§ **Task description**: A verbatim copy of all the data is required; the pictures should not appear in it.

────────────────────────────────────────

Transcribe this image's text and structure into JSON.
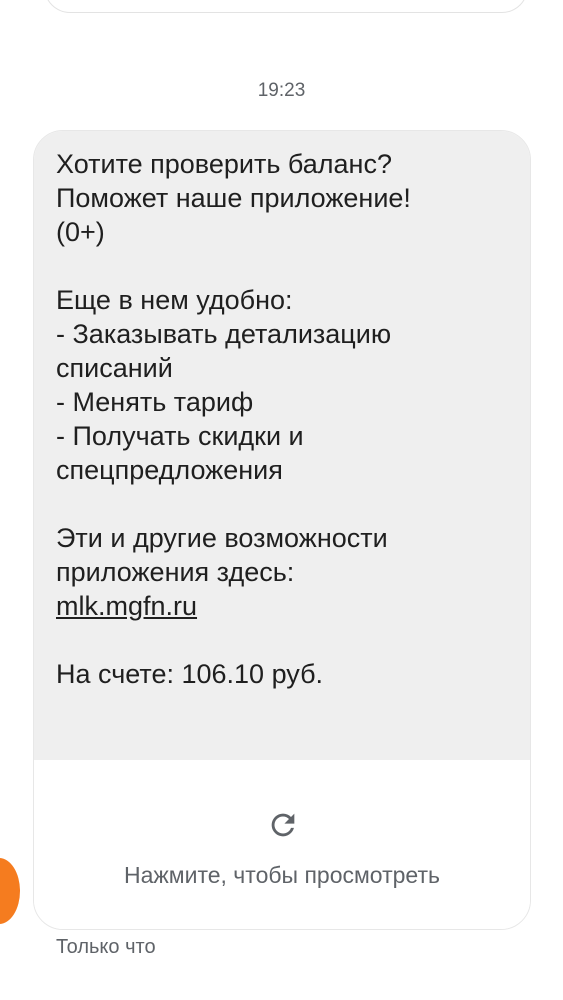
{
  "conversation": {
    "timestamp": "19:23",
    "message": {
      "lines": [
        "Хотите проверить баланс?",
        "Поможет наше приложение!",
        "(0+)",
        "",
        "Еще в нем удобно:",
        "- Заказывать детализацию",
        "списаний",
        "- Менять тариф",
        "- Получать скидки и",
        "спецпредложения",
        "",
        "Эти и другие возможности",
        "приложения здесь:"
      ],
      "link": "mlk.mgfn.ru",
      "balance": "На счете: 106.10 руб."
    },
    "preview": {
      "icon": "reload-icon",
      "label": "Нажмите, чтобы просмотреть"
    },
    "status": "Только что",
    "colors": {
      "bubble_bg": "#efefef",
      "avatar": "#f57c1f",
      "secondary_text": "#5f6368"
    }
  }
}
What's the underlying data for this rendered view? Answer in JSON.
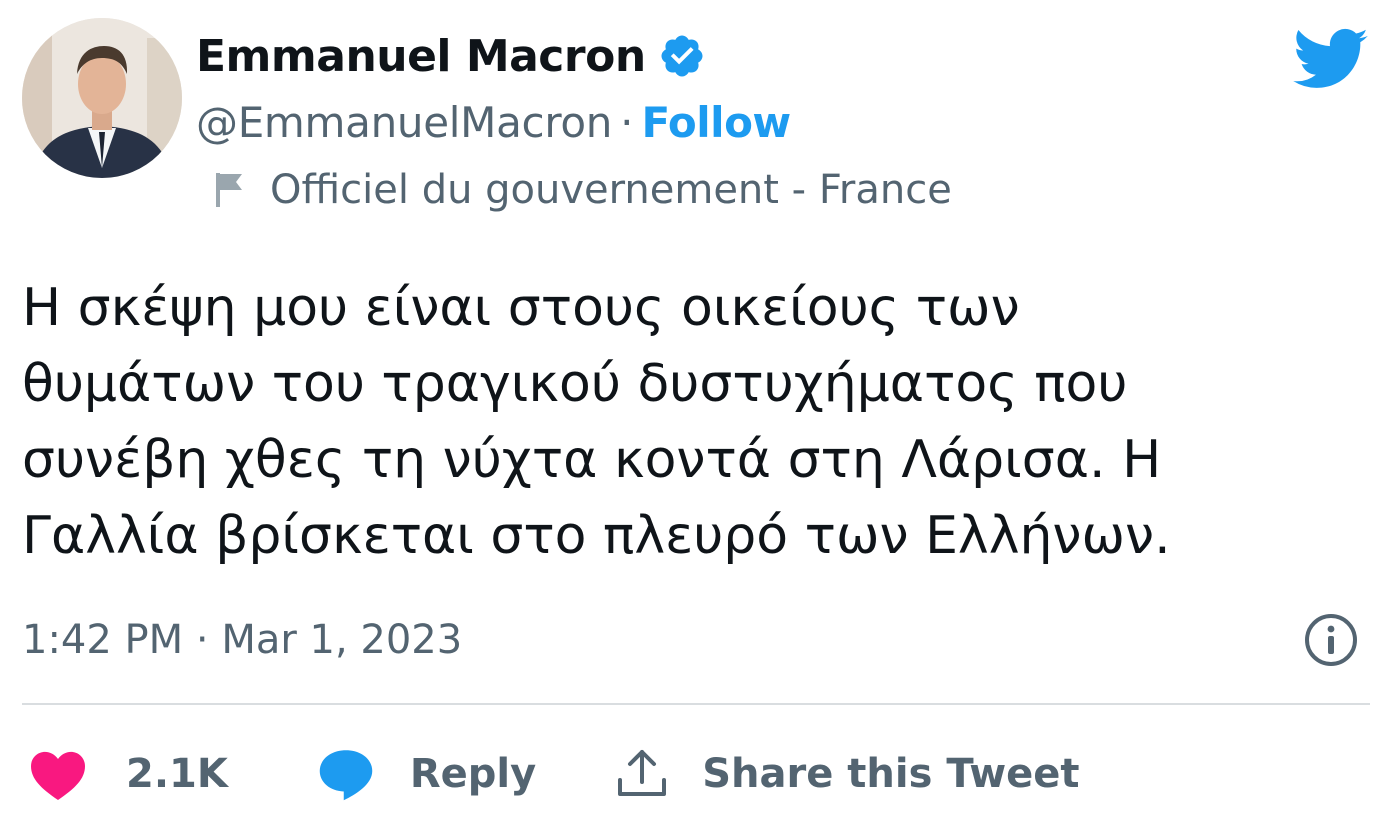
{
  "author": {
    "display_name": "Emmanuel Macron",
    "handle": "@EmmanuelMacron",
    "separator": "·",
    "follow_label": "Follow",
    "verified_icon": "verified-badge-icon",
    "label_icon": "flag-icon",
    "label_text": "Officiel du gouvernement - France"
  },
  "tweet": {
    "lines": [
      "Η σκέψη μου είναι στους οικείους των",
      "θυμάτων του τραγικού δυστυχήματος που",
      "συνέβη χθες τη νύχτα κοντά στη Λάρισα. Η",
      "Γαλλία βρίσκεται στο πλευρό των Ελλήνων."
    ],
    "timestamp": "1:42 PM · Mar 1, 2023"
  },
  "actions": {
    "like_count": "2.1K",
    "reply_label": "Reply",
    "share_label": "Share this Tweet"
  },
  "icons": {
    "brand": "twitter-bird-icon",
    "info": "info-icon",
    "like": "heart-icon",
    "reply": "speech-bubble-icon",
    "share": "share-upload-icon"
  },
  "colors": {
    "accent": "#1d9bf0",
    "text_primary": "#0f1419",
    "text_secondary": "#536471",
    "like": "#f91880",
    "divider": "#d9dde0"
  }
}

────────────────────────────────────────

§ **Solution to this exercise**:
Transcribe this image's text and structure into JSON.
{
  "conversation": {
    "timestamp": "19:23",
    "message": {
      "lines": [
        "Хотите проверить баланс?",
        "Поможет наше приложение!",
        "(0+)",
        "",
        "Еще в нем удобно:",
        "- Заказывать детализацию",
        "списаний",
        "- Менять тариф",
        "- Получать скидки и",
        "спецпредложения",
        "",
        "Эти и другие возможности",
        "приложения здесь:"
      ],
      "link": "mlk.mgfn.ru",
      "balance": "На счете: 106.10 руб."
    },
    "preview": {
      "icon": "reload-icon",
      "label": "Нажмите, чтобы просмотреть"
    },
    "status": "Только что",
    "colors": {
      "bubble_bg": "#efefef",
      "avatar": "#f57c1f",
      "secondary_text": "#5f6368"
    }
  }
}
What's the underlying data for this rendered view? Answer in JSON.
{
  "author": {
    "display_name": "Emmanuel Macron",
    "handle": "@EmmanuelMacron",
    "separator": "·",
    "follow_label": "Follow",
    "verified_icon": "verified-badge-icon",
    "label_icon": "flag-icon",
    "label_text": "Officiel du gouvernement - France"
  },
  "tweet": {
    "lines": [
      "Η σκέψη μου είναι στους οικείους των",
      "θυμάτων του τραγικού δυστυχήματος που",
      "συνέβη χθες τη νύχτα κοντά στη Λάρισα. Η",
      "Γαλλία βρίσκεται στο πλευρό των Ελλήνων."
    ],
    "timestamp": "1:42 PM · Mar 1, 2023"
  },
  "actions": {
    "like_count": "2.1K",
    "reply_label": "Reply",
    "share_label": "Share this Tweet"
  },
  "icons": {
    "brand": "twitter-bird-icon",
    "info": "info-icon",
    "like": "heart-icon",
    "reply": "speech-bubble-icon",
    "share": "share-upload-icon"
  },
  "colors": {
    "accent": "#1d9bf0",
    "text_primary": "#0f1419",
    "text_secondary": "#536471",
    "like": "#f91880",
    "divider": "#d9dde0"
  }
}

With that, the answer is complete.